Catalogues have been published at intervals of about ten years, and one is now in press. It will contain the names of about 5000 members. Among prominent alumni of Beta Theta Pi are Presidents Wallace, of Monmouth College; Beatty, of Centre College; Sinex, of Pacific University; Martin, of Pekin University (China); Profs. Newberry, geology, of Columbia College; Young, astronomy, of Princeton; Watson, astronomy, of Ann Arbor; Wood, mathematics, of the Stevens Institute; the late Oliver P. Morton, of Indiana; Senators Macdonald, Voorhees, Booth, and Harlan; Hon. Schuyler Colfax; Hon. George Hoadley; Wm. M. Springer, of Illinois; Humphrey Marshall, of Kentucky; Charles Beckwith, of Buffalo; and many others distinguished in various walks of life. In addition to the catalogue, the fraternity publishes song-books, several pieces of instrumental music, and fugitive pieces.

The organ of the society is a monthly journal called the "Βήτα Θήτα Πῖ," issued at the Theta, and ably managed.
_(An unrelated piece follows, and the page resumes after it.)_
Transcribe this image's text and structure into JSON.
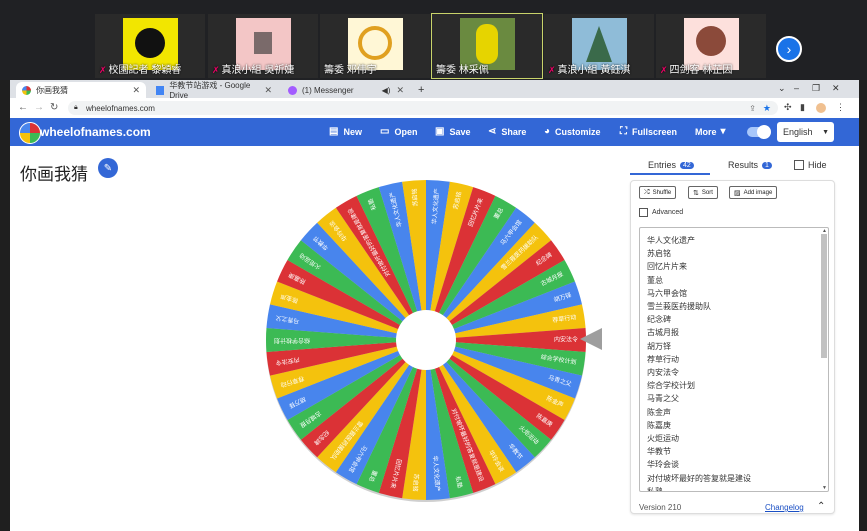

There are two badges, the first an oblong, eight-sided shield, displaying a diamond between two palm-branches, below which are the letters "ΒΘΠ;" above are three stars, and below the letters "αωλθ" the other is a wreath encircling a diamond, and displaying the letters "ΒΘΠ." In the knot of the wreath are shown the other symbols and the chapter-letter. The colors are pink and blue.